image

Fig 11.6 (A) The impression post for closed tray impression technique is inserted over the implant and (B) the impression is made in addition silicon material. (C) The impression post is again replaced with gingival former over the implant and shade selection is done. (D and e) The impression post is assembled with an appropriate implant analogue using a screwdriver and (F) inserted into the impression with the same orientation as in the mouth.

image
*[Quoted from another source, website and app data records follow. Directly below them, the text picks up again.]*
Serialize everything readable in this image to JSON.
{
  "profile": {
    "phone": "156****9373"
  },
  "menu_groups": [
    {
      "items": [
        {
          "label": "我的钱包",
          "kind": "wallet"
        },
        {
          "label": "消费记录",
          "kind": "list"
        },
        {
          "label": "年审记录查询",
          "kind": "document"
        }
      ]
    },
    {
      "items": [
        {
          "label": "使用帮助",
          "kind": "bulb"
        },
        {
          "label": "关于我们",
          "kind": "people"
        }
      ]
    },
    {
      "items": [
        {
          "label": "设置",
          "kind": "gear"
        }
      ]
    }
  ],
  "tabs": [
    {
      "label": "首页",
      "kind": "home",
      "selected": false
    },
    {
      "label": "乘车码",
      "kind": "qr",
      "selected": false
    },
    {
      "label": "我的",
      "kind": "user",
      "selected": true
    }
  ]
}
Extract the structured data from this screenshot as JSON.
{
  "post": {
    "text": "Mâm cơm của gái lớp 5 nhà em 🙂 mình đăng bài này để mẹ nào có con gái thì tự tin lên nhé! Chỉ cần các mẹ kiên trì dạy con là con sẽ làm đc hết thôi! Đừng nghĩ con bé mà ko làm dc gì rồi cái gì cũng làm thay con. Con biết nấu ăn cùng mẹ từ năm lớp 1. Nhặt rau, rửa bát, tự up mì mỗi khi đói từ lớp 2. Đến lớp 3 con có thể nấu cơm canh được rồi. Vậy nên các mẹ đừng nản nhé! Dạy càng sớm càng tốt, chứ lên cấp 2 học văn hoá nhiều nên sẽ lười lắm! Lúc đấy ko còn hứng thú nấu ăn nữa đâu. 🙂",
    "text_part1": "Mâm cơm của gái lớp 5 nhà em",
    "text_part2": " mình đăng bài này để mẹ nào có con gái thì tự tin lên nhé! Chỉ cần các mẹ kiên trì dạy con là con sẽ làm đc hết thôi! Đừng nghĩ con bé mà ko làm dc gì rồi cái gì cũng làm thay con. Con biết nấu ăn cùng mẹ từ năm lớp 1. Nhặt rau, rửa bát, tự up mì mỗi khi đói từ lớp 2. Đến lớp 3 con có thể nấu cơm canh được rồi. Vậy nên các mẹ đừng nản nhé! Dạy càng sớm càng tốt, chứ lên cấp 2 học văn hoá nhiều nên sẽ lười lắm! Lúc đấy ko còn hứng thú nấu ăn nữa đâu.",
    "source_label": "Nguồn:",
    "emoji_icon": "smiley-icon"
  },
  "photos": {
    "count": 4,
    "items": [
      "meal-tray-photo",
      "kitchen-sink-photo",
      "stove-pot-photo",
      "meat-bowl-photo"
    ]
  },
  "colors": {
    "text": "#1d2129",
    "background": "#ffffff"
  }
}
Fig 11.7 (A) A soft tissue masking material (Gi-Mask, Coltene Whaledent or Multisil, Bredent) is poured around the impression post to the level of post–analogue connection. (B) The impression is poured further using the stone. (C and d) The impression post, which accurately has transferred the position and orientation of implant connection from the patient’s mouth to the working cast, is removed from the analogue.

image

Fig 11.8 (A) An appropriate final abutment is selected and (B) fixed over the analogue. (C and d) The height of the abutment is marked and reduced. (E) The abutment is further prepared like a normal crown abutment preparation. For the abutment cutting and preparation, it should be removed from the analogue and assembled with another analogue because vibration can loosen the analogue within the stone cast. (F) A ceramic prosthesis is fabricated over the abutment.

image

Fig 11.9 (A and b) The abutment is transferred to the implant with correct orientation and (C) the try-in of the prosthesis is done to check for its fitting. All the required occlusal adjustments are done. (D) The connection screw is finally tightened at 35 Ncm using a torque ratchet. (E) The screw hole is filled using warm gutta-percha and (F) the prosthesis is fixed over the abutment using glass ionomer luting cement.

image

Fig 11.10 (A and b) Gingival formers (healing abutments) are removed from the implants and (C) the closed tray impression posts are inserted. (D) A closed tray impression is made and (E) the posts assembled with implant analogues are inserted into the impression with correct position and (F) orientation to prepare a stone cast.

image

Fig 11.11 (A) Wax is used as the spacer and to block the undercuts, and (B) a special tray is fabricated over the cast. (C and d) The closed tray impression posts are removed from the cast and replaced with the open tray impression posts. (E) The spacer is removed from the special tray and holes are prepared over the implant sites, so that the long connection screws of the impression posts emerge out and above the impression tray. (F) The open tray impression posts are inserted over the implants in the patient’s mouth.

image

Fig 11.12 (A) The screw holes are blocked using wax and (B) try-in, for complete and passive seating of the special tray, is done. (C) A tray adhesive should be used on the inner surface and edges of the tray. (D–F) The impression is made using polyether (3M ESPE, Impregum Penta) impression material with the post screws emerging out and above the impression.

image

Fig 11.13 (A) All the connection screws should be unscrewed from the implants, (B) before removing the impression from the patient’s mouth. (C) On removing the impression from the patient’s mouth, the open tray posts come out firmly engaged within the impression. (D and e) The analogues are assembled with the posts and connection screws are tightened.

image

Fig 11.14 (A) First, a soft tissue replicating material (Multisil Mask, Bredent, Germany) should be poured around the post analogue connections in the impression (B) followed by the pouring of the impression using high strength stone material. (C and d) Again the post screws should be unscrewed from the analogues before removing the impression from the cast. (E) Use of soft tissue replicating material has the advantages of easy removal of the posts from the analogues without cast material fracture, easy visualization and working at the analogue platform by the laboratory technician as this material can be removed and replaced as many time as required without any distortion. (F) The appropriate castable plastic abutments are inserted over the analogues and fixed using titanium connection screws.

image

Fig 11.15

Only gold members can continue reading. Log In or Register to continue

Apr 12, 2015 | Posted by in Implantology | Comments Off on Implant impressions and prosthetics
Premium Wordpress Themes by UFO Themes